Tally the lines below that contain "selected". The number is the whole answer.

════

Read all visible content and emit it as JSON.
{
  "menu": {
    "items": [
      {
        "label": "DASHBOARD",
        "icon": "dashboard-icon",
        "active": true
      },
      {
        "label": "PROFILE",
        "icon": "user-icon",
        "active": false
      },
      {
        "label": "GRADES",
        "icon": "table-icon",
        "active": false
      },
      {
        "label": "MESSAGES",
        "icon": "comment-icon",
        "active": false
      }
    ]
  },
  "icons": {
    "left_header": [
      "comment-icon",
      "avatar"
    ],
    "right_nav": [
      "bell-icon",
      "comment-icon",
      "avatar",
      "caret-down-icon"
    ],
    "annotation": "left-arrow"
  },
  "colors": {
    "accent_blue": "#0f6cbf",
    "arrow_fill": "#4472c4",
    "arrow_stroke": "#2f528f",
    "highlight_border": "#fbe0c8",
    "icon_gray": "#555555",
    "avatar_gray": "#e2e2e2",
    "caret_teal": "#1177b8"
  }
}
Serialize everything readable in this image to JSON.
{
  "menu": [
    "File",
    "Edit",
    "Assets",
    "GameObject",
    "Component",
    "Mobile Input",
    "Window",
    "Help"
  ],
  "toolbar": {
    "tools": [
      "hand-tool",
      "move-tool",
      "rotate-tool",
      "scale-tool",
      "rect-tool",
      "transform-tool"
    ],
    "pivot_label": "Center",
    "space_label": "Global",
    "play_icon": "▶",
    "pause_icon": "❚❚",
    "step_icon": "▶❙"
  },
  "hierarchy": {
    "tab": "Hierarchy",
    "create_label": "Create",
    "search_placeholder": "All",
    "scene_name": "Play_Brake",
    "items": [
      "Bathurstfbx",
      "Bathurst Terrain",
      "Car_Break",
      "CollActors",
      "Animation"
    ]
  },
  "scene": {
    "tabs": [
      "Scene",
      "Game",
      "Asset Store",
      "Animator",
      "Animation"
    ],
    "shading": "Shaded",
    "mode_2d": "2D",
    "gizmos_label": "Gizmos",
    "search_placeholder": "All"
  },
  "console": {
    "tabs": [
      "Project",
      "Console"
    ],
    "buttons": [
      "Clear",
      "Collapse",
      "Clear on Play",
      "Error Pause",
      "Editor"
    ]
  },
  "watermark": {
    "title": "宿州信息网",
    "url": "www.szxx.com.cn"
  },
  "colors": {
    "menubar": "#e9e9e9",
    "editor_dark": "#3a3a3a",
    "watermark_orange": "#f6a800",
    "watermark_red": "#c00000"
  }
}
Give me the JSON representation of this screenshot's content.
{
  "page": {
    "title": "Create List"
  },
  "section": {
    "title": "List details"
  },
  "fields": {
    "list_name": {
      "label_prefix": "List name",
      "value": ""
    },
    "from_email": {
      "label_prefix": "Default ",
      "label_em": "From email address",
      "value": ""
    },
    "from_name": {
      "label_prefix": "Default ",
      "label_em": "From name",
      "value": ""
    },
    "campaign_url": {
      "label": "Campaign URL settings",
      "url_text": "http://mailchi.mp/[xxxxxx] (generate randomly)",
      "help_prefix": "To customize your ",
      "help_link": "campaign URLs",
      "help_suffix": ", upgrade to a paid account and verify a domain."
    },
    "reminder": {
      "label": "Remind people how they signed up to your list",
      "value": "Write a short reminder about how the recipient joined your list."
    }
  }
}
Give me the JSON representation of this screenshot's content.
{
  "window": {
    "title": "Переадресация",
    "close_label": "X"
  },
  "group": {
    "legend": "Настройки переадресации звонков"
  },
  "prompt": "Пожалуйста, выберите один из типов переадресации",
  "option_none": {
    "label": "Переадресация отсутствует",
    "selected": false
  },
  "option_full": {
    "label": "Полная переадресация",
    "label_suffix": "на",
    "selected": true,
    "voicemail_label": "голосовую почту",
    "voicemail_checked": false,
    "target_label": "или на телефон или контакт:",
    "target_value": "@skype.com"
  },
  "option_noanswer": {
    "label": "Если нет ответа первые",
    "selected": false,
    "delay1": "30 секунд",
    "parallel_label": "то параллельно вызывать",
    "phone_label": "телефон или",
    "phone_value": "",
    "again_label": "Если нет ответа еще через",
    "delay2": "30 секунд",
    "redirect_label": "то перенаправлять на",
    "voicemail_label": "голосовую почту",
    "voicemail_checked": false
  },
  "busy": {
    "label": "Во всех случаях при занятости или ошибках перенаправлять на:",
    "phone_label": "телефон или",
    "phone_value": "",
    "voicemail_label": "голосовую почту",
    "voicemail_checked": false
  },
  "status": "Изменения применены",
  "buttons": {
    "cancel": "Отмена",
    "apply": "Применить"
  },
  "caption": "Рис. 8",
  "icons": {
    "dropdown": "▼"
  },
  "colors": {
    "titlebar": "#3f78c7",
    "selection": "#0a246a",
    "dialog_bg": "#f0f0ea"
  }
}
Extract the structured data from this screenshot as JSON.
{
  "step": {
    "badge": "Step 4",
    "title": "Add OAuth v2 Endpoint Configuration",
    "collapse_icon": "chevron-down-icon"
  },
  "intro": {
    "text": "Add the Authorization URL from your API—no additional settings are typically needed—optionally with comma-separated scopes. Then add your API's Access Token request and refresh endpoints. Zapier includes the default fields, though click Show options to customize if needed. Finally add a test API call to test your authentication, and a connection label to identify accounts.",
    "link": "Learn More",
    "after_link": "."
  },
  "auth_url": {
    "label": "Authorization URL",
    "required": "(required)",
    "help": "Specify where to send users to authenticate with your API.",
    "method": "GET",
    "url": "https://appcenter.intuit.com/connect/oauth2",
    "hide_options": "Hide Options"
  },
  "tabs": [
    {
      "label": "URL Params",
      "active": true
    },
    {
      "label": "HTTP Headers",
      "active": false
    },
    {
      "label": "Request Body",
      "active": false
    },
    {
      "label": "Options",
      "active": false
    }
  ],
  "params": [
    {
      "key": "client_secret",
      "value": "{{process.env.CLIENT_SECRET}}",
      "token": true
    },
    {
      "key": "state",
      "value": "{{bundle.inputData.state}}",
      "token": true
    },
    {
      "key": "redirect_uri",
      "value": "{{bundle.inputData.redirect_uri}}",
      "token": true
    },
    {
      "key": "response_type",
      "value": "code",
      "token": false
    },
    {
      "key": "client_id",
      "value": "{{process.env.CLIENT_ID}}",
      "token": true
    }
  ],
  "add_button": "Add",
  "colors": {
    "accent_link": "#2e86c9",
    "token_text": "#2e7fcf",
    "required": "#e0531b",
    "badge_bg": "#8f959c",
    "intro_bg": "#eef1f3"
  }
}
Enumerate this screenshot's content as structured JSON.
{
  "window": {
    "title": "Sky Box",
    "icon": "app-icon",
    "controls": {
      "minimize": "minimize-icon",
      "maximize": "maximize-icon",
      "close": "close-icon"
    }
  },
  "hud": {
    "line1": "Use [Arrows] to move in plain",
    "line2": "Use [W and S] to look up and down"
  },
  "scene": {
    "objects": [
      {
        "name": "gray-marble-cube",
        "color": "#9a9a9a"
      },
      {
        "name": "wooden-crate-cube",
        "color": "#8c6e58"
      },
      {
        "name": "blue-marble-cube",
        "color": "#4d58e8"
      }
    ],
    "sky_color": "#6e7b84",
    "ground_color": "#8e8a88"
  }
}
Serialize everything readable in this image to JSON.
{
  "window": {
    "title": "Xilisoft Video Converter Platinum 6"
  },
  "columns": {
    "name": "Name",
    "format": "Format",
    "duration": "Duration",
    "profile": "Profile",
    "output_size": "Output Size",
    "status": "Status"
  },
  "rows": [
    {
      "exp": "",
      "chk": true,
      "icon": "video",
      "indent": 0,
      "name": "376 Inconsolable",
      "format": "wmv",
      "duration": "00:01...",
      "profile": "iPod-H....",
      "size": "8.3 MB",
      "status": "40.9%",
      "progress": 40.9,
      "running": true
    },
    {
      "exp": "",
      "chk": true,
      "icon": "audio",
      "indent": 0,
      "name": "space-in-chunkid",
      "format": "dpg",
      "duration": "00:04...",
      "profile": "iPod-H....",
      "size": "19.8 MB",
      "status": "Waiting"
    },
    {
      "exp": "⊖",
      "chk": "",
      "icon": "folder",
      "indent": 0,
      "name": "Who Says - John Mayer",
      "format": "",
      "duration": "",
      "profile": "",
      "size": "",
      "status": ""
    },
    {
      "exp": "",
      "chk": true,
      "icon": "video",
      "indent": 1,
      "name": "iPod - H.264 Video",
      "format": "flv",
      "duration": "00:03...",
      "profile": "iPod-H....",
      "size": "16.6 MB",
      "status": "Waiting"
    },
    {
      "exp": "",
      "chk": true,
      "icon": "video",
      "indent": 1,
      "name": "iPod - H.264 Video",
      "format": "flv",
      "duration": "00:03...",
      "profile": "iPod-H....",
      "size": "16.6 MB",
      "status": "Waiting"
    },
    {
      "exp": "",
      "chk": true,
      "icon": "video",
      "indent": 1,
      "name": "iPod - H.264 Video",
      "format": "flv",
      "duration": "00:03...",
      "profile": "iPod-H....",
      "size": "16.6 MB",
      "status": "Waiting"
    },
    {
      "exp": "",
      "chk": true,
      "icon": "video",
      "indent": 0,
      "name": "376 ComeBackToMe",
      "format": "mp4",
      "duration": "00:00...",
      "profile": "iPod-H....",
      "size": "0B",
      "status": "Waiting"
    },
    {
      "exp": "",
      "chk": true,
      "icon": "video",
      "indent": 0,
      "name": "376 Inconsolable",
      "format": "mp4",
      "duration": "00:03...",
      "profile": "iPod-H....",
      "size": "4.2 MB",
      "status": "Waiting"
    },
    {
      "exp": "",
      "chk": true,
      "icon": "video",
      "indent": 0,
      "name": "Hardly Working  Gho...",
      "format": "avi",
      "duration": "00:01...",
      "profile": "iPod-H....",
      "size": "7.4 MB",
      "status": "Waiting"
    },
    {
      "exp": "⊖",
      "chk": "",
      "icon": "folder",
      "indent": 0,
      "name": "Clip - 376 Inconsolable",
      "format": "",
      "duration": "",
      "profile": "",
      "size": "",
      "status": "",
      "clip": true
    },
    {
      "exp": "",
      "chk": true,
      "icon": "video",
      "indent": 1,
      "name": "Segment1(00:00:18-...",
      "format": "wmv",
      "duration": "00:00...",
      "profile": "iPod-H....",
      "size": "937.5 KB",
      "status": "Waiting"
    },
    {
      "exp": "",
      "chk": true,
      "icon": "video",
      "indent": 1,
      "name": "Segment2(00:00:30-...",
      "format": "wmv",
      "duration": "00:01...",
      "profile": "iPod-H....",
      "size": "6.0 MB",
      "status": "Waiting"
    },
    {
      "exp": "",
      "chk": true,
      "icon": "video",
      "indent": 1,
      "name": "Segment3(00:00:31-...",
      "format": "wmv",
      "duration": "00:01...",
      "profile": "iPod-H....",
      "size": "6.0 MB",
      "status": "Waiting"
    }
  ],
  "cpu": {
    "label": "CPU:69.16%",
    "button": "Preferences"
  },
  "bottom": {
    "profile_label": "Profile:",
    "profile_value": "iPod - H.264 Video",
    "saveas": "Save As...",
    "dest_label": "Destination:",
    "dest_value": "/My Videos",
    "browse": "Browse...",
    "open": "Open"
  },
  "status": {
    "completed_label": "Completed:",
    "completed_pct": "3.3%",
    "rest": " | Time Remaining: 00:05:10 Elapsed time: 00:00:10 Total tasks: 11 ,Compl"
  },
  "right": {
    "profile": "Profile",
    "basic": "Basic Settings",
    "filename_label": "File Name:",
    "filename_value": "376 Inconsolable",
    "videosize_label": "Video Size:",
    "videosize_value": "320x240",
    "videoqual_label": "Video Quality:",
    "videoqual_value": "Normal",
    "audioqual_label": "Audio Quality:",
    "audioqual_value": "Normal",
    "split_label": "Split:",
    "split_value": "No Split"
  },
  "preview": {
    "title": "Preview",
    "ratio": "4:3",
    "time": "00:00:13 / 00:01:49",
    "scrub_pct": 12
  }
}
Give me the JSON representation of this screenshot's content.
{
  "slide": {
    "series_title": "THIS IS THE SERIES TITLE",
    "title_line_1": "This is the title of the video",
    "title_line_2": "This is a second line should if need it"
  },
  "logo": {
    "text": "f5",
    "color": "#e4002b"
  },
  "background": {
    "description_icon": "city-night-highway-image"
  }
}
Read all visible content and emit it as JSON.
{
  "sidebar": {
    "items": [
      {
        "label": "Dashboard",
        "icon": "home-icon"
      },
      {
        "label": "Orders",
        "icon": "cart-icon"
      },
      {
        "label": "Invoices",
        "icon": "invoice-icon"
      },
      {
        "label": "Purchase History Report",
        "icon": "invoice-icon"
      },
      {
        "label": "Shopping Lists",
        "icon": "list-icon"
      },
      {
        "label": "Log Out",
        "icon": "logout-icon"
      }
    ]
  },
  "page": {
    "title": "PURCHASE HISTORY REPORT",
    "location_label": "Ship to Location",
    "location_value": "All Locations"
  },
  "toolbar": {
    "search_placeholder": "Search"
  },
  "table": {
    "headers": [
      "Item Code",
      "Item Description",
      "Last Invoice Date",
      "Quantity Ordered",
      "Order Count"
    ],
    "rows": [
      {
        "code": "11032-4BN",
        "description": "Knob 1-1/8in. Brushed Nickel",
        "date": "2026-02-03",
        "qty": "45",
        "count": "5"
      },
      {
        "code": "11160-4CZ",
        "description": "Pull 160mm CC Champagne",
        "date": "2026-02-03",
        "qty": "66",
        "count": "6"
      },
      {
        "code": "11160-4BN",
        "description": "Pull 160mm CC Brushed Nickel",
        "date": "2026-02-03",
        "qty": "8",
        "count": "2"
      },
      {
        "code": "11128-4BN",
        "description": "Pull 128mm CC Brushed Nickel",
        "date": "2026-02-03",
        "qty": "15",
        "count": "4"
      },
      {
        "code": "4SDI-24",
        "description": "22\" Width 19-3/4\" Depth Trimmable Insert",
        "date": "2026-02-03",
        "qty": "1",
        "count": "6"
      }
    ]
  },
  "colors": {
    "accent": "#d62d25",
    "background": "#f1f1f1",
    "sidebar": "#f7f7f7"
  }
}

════

* Answer section
3